Kung Fu hides many of its secrets in terms of opposite qualities such as fast/slow, open/close, light and heavy. But don’t let the words obscure the story. The names are significant, but it’s their entwined relationship that holds the real stash. Take heavy and light. In the martial arts community, especially the Chinese branch, there […]

Oct
21
2018

Bak Sil Lum Sash Event

Today there are nine new Black sashes in the martial art of Bak Sil Lum (Northern Shaolin) style. At an event hosted by Sifu Scott Jensen a contingent of his senior students were awarded black sashes, a solid rank requiring years of training. Each candidate demonstrated skills, starting with a set from the empty-handed division […]

Sep
28
2018

A Maze of Seminars

We are starting some new seminars at our school in Santa Cruz, California and I can feel my negativity to the topic returning. I’ve had my doubts about seminars, my own and others, in the past. But when I think more about them I see good attributes and also some shaky ones. One of the […]

Sep
9
2018

Speed: Unpunch & Unkick

The following simple techniques will drastically improve your martial speed. My confidence in this teaching tip stems from the fact I have used it so many times and it always delivers.  It is based on a key concept in what people call “reptile response,” or conditioned reflex; in other words, actions that are hard-wired to […]

Aug
28
2018

Listening to the Wind: On Internal Practice

About a week ago I asked my Tai Chi class if they ever get bored doing the form. They unanimously answered “No,” their explanation being that the form always provides new material to concentrate on, things to master. This suggests that the act of repetition can be either boring or freeing, and leads me to […]

Jul
20
2018

Tai Chi’s Long Bow

Addressing its reputed character, we get the impression that every earnest instructor tries a different approach to proclaim Tai Chi as a martial art. Considering those instructors who do try and make the point feasible, the spectrum of possible arguments is endless. For instance, one common example has the instructor picking a bystander on whom […]

Jun
18
2018

Triple Irony

Martial artists always have something to do. In my case I have been reconstructing and improving my weapons skills—at least, I hope so, considering the practice put in. It can be a slow process.

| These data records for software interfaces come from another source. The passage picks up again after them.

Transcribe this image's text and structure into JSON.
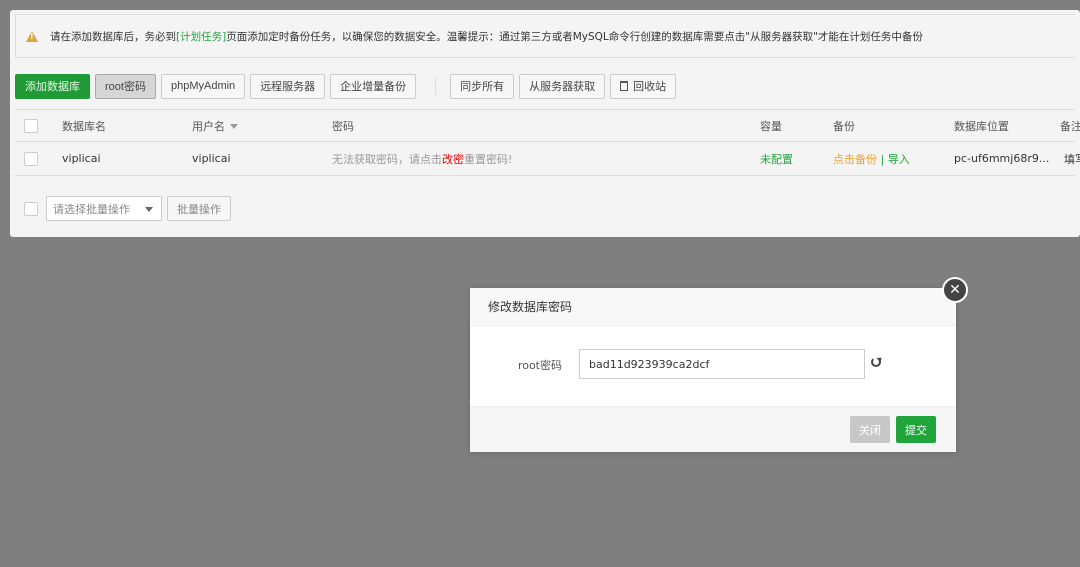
{
  "notice": {
    "text_before": "请在添加数据库后，务必到",
    "link": "[计划任务]",
    "text_after": "页面添加定时备份任务，以确保您的数据安全。温馨提示：通过第三方或者MySQL命令行创建的数据库需要点击\"从服务器获取\"才能在计划任务中备份"
  },
  "toolbar": {
    "add_db": "添加数据库",
    "root_pwd": "root密码",
    "phpmyadmin": "phpMyAdmin",
    "remote": "远程服务器",
    "enterprise_backup": "企业增量备份",
    "sync_all": "同步所有",
    "from_server": "从服务器获取",
    "recycle": "回收站"
  },
  "table": {
    "headers": {
      "name": "数据库名",
      "user": "用户名",
      "password": "密码",
      "size": "容量",
      "backup": "备份",
      "location": "数据库位置",
      "note": "备注"
    },
    "rows": [
      {
        "name": "viplicai",
        "user": "viplicai",
        "pwd_before": "无法获取密码，请点击",
        "pwd_link": "改密",
        "pwd_after": "重置密码!",
        "size": "未配置",
        "backup_link": "点击备份",
        "backup_sep": " | ",
        "import_link": "导入",
        "location": "pc-uf6mmj68r9...",
        "note": "填写"
      }
    ]
  },
  "batch": {
    "placeholder": "请选择批量操作",
    "button": "批量操作"
  },
  "modal": {
    "title": "修改数据库密码",
    "label": "root密码",
    "value": "bad11d923939ca2dcf",
    "close": "关闭",
    "submit": "提交"
  },
  "colors": {
    "brand_green": "#20a53a",
    "warning": "#d9a33a",
    "danger": "#e00000"
  }
}
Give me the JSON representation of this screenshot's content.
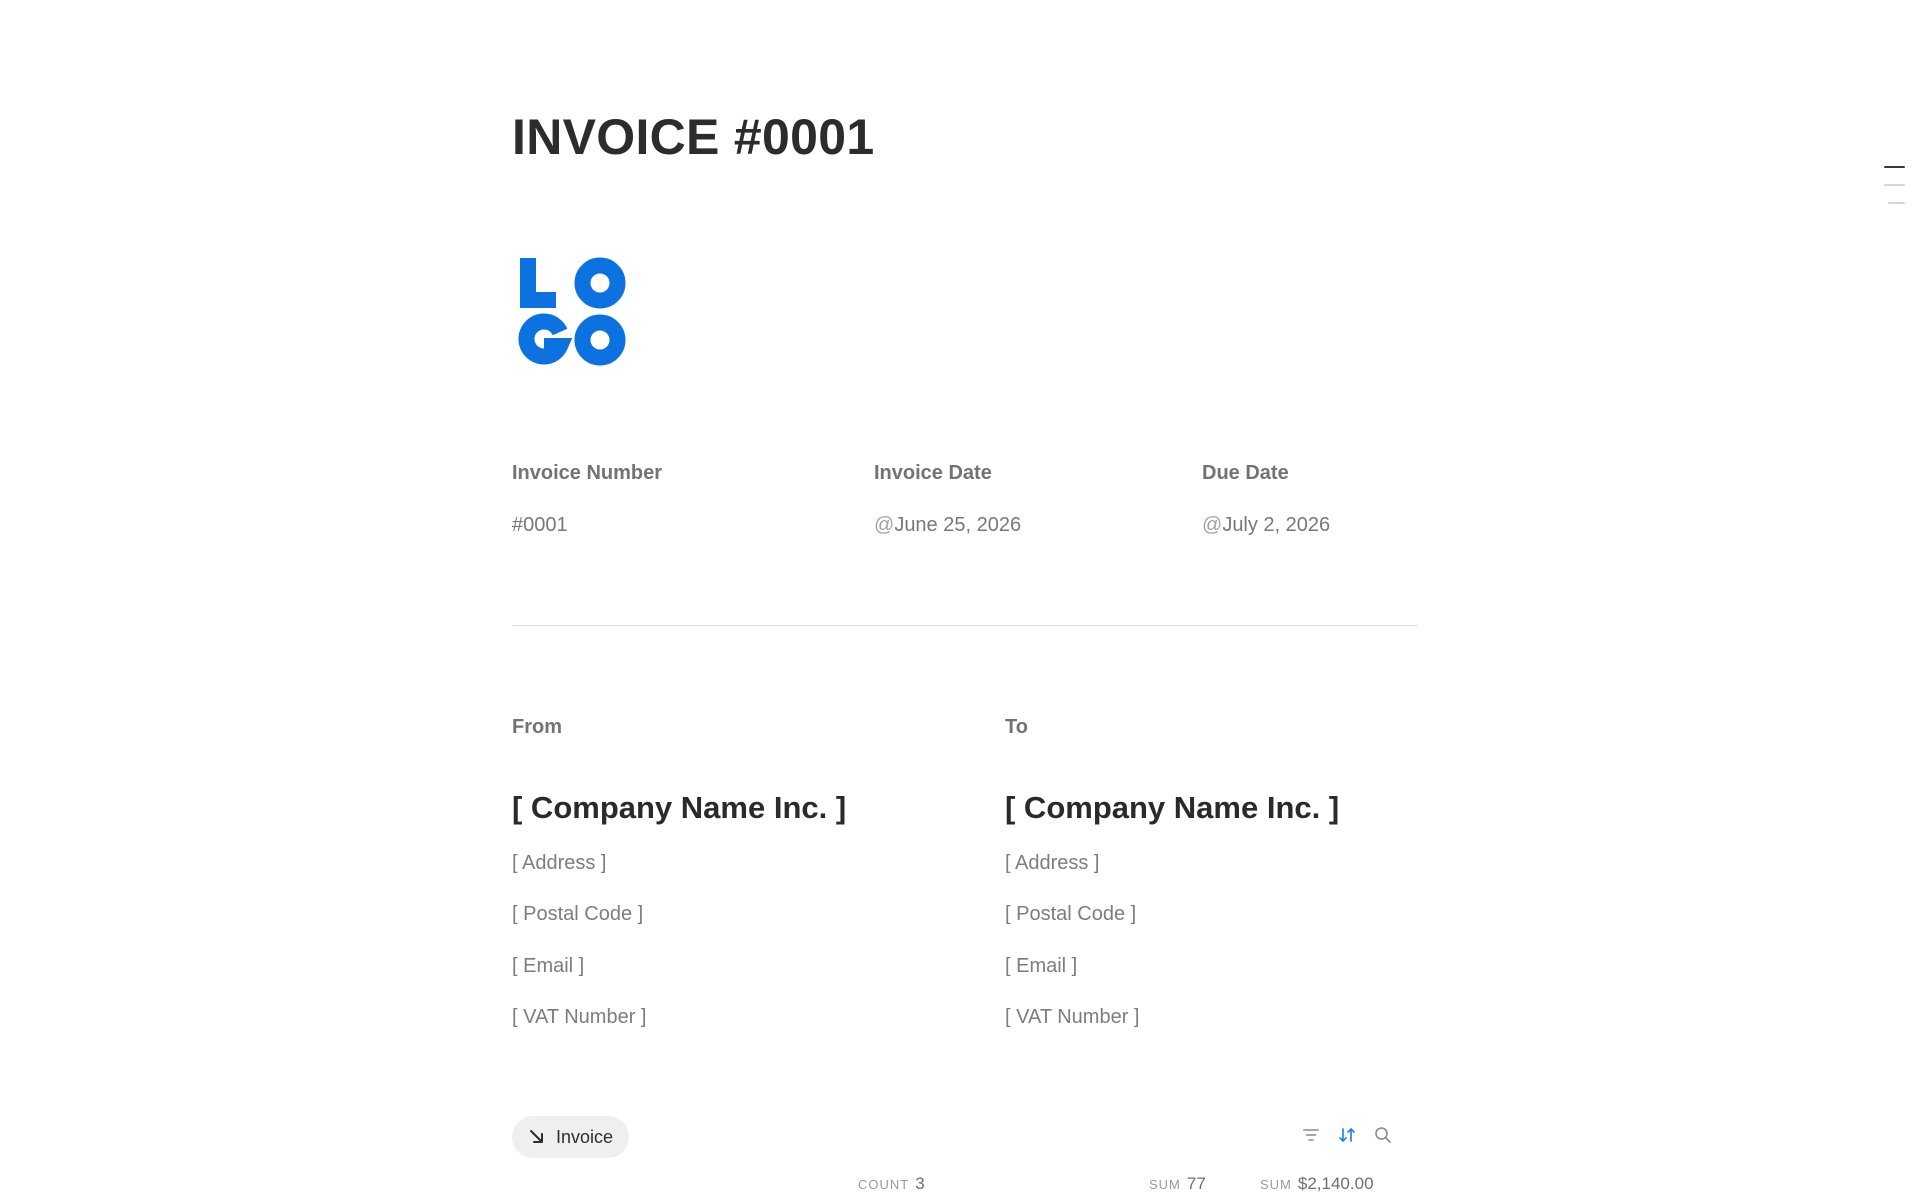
{
  "page": {
    "title": "INVOICE #0001"
  },
  "logo": {
    "line1": "LO",
    "line2": "GO",
    "color": "#0b72e0"
  },
  "details": {
    "invoice_number": {
      "label": "Invoice Number",
      "value": "#0001"
    },
    "invoice_date": {
      "label": "Invoice Date",
      "mention": "@",
      "value": "June 25, 2026"
    },
    "due_date": {
      "label": "Due Date",
      "mention": "@",
      "value": "July 2, 2026"
    }
  },
  "from": {
    "label": "From",
    "company": "[ Company Name Inc. ]",
    "address": "[ Address ]",
    "postal_code": "[ Postal Code ]",
    "email": "[ Email ]",
    "vat": "[ VAT Number ]"
  },
  "to": {
    "label": "To",
    "company": "[ Company Name Inc. ]",
    "address": "[ Address ]",
    "postal_code": "[ Postal Code ]",
    "email": "[ Email ]",
    "vat": "[ VAT Number ]"
  },
  "database": {
    "view_label": "Invoice",
    "view_icon": "arrow-down-right-icon",
    "tools": [
      "filter-icon",
      "sort-icon",
      "search-icon"
    ],
    "sort_active_color": "#2383e2"
  },
  "calculations": {
    "count": {
      "label": "COUNT",
      "value": "3"
    },
    "sum_qty": {
      "label": "SUM",
      "value": "77"
    },
    "sum_amount": {
      "label": "SUM",
      "value": "$2,140.00"
    }
  }
}
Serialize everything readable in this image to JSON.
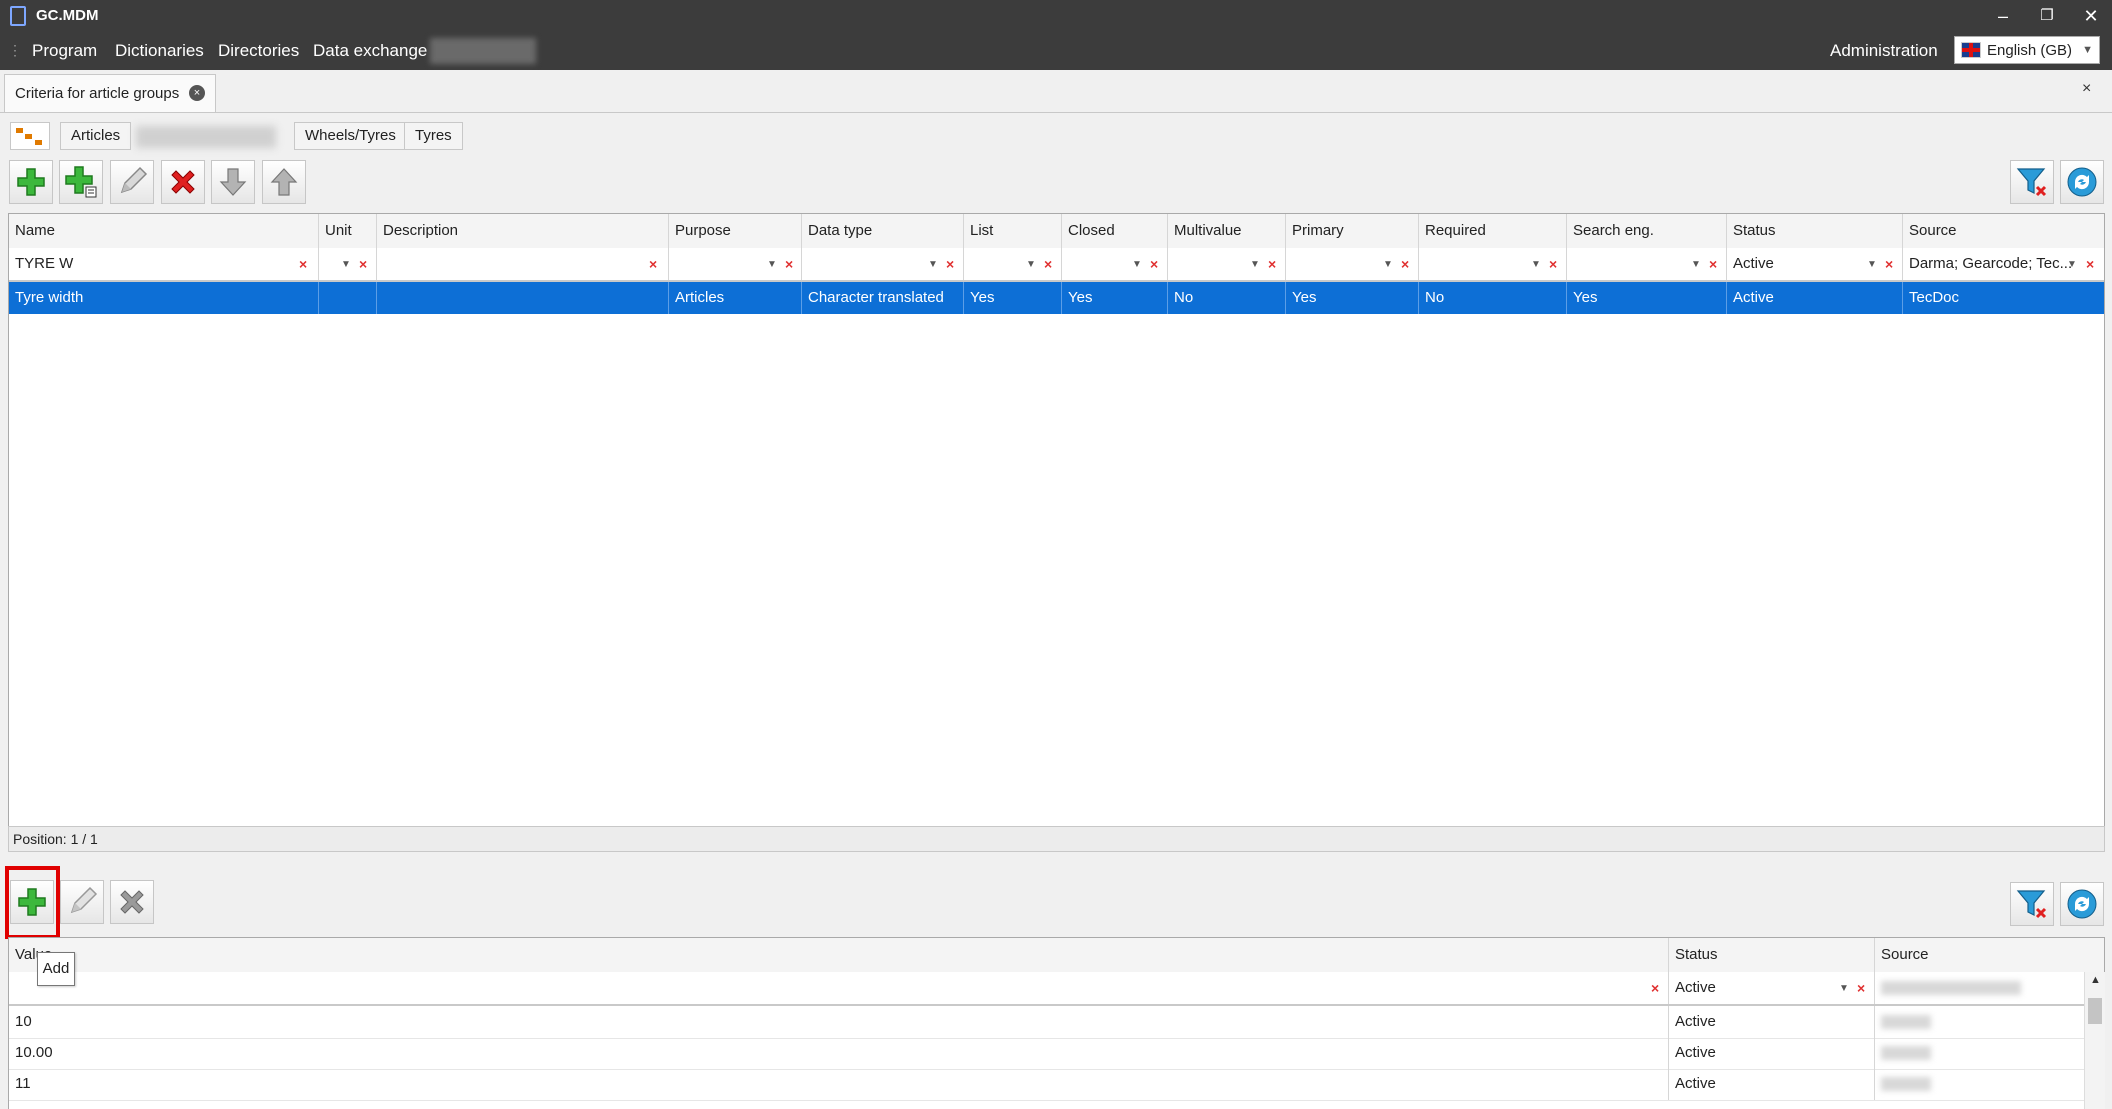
{
  "app": {
    "title": "GC.MDM",
    "window_controls": {
      "minimize": "–",
      "restore": "❐",
      "close": "✕"
    }
  },
  "menu": {
    "items": [
      "Program",
      "Dictionaries",
      "Directories",
      "Data exchange"
    ],
    "right": "Administration",
    "language": "English (GB)"
  },
  "doc_tab": {
    "label": "Criteria for article groups",
    "close": "×"
  },
  "panel_close": "×",
  "breadcrumbs": [
    "Articles",
    "Wheels/Tyres",
    "Tyres"
  ],
  "top_grid": {
    "columns": [
      "Name",
      "Unit",
      "Description",
      "Purpose",
      "Data type",
      "List",
      "Closed",
      "Multivalue",
      "Primary",
      "Required",
      "Search eng.",
      "Status",
      "Source"
    ],
    "filters": {
      "Name": "TYRE W",
      "Status": "Active",
      "Source": "Darma; Gearcode; Tec..."
    },
    "rows": [
      [
        "Tyre width",
        "",
        "",
        "Articles",
        "Character translated",
        "Yes",
        "Yes",
        "No",
        "Yes",
        "No",
        "Yes",
        "Active",
        "TecDoc"
      ]
    ],
    "position": "Position: 1 / 1"
  },
  "bottom_grid": {
    "columns": [
      "Value",
      "Status",
      "Source"
    ],
    "filters": {
      "Status": "Active"
    },
    "rows": [
      [
        "10",
        "Active"
      ],
      [
        "10.00",
        "Active"
      ],
      [
        "11",
        "Active"
      ]
    ]
  },
  "tooltip": "Add",
  "colors": {
    "selection": "#0d6fd6",
    "titlebar": "#3c3c3c",
    "highlight": "#e00000"
  }
}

It’s tough enough to fight through the quirks of each weapon. You also have to overcome the tendency for former ghostly […]